Publisher reaches ad share agreement as push for paid content grows.
As the drumbeat for magazine publishers to start charging for online content grows louder, Condé Nast announced today a new content distribution relationship with Hulu.com, the online video hub that offers TV shows, movies and video clips for free.
Under the terms of the agreement Condé Nast Digital will distribute video content from sites such as Style.com, epicurious.com, Wired.com and Vogue.TV on Hulu and through partners such as AOL, MSN, MySpace and Yahoo!. Additional Hulu channels will serve other Condé Nast brands in the future, the companies said.
Condé Nast has existing distribution relationships with YouTube, Adobe Media Player, Sony Bravia Internet Video and Verizon V-Cast.
The agreement with Hulu also includes an ad sales revenue share.
Drumbeat for a Paid Model
While publishers’ first attempts at charging for content online (particularly micropayments) largely failed, there has been an increasing interest in revisiting that model as it becomes apparent online ad spending isn’t immune to the downturn—and advertisers still resist paying premiums for digital campaigns.
Earlier this month Time Warner CEO Jeff Bewkes proposed “TV Everywhere,” an initiative with many major media players that would both let consumers view video on any platform they wanted, for a price.
Time Inc. CEO Ann Moore told London’s Telegraph newspaper that the company needs to reconsider charging for content, including making Time.com and People.com subscription-only. "I think it is time for Time Inc to sit down and seriously think, what is the model? We are going to have to figure out a way to have paid content in the future," she said. "Who started this [rumor] that all information should be free and why didn’t we challenge this when it first came out? I say this in college classrooms and they start to throw their shoes at me. I say, ‘Kids, your food is not free and your cars are not free, your clothes are not free. Good information costs money. Someone has to pay for the Baghdad bureau’."
Even smaller publishers and standalone bloggers are getting into the act with a startup service called Kachingle that proposes users pay a voluntary fee to access news and blog content on the Web and support the sites they most often look to for content.

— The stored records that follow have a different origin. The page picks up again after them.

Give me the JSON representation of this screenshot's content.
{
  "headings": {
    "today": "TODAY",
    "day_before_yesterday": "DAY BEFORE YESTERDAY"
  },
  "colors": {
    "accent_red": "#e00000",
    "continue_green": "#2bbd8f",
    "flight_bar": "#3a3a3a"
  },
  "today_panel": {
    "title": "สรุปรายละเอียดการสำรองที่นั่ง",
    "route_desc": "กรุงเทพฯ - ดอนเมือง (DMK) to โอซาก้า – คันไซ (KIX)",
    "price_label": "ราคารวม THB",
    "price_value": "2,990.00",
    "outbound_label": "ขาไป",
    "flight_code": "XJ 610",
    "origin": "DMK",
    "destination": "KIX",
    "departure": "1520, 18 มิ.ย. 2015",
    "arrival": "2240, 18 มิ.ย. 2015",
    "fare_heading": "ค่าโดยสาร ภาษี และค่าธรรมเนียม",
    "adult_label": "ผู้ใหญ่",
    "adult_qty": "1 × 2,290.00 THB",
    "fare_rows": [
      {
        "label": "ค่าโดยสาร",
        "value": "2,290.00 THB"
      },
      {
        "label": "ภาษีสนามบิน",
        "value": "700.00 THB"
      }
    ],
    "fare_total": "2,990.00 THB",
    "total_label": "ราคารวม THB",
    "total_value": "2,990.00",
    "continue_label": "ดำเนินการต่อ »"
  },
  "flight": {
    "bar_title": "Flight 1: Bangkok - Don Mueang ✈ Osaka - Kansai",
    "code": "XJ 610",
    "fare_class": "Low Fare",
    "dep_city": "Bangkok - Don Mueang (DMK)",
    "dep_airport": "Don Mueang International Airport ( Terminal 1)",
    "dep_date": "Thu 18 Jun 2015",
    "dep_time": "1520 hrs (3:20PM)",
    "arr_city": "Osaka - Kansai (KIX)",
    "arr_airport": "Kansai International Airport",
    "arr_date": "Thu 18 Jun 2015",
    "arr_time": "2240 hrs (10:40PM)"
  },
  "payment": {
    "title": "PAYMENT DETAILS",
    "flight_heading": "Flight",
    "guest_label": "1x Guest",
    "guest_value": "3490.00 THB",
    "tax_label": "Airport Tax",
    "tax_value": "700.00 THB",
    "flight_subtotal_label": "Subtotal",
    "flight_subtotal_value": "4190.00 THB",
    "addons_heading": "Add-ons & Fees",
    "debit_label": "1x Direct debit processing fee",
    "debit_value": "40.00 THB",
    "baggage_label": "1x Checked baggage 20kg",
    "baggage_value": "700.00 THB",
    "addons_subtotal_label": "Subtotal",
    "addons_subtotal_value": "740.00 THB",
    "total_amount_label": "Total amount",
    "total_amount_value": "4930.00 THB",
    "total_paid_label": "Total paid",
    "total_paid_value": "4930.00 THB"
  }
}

“The margins are smaller today and they may always be smaller,” Condé Nast Digital president Sarah Chubb told FOLIO: recently. “The costs to produce a really great Web site are high, particularly the people costs. The cost of sale is often relatively high. One the magazine side—you book a schedule and make sure they have good placement and the pages are beautiful and everybody calls it a day. With online, it’s different.”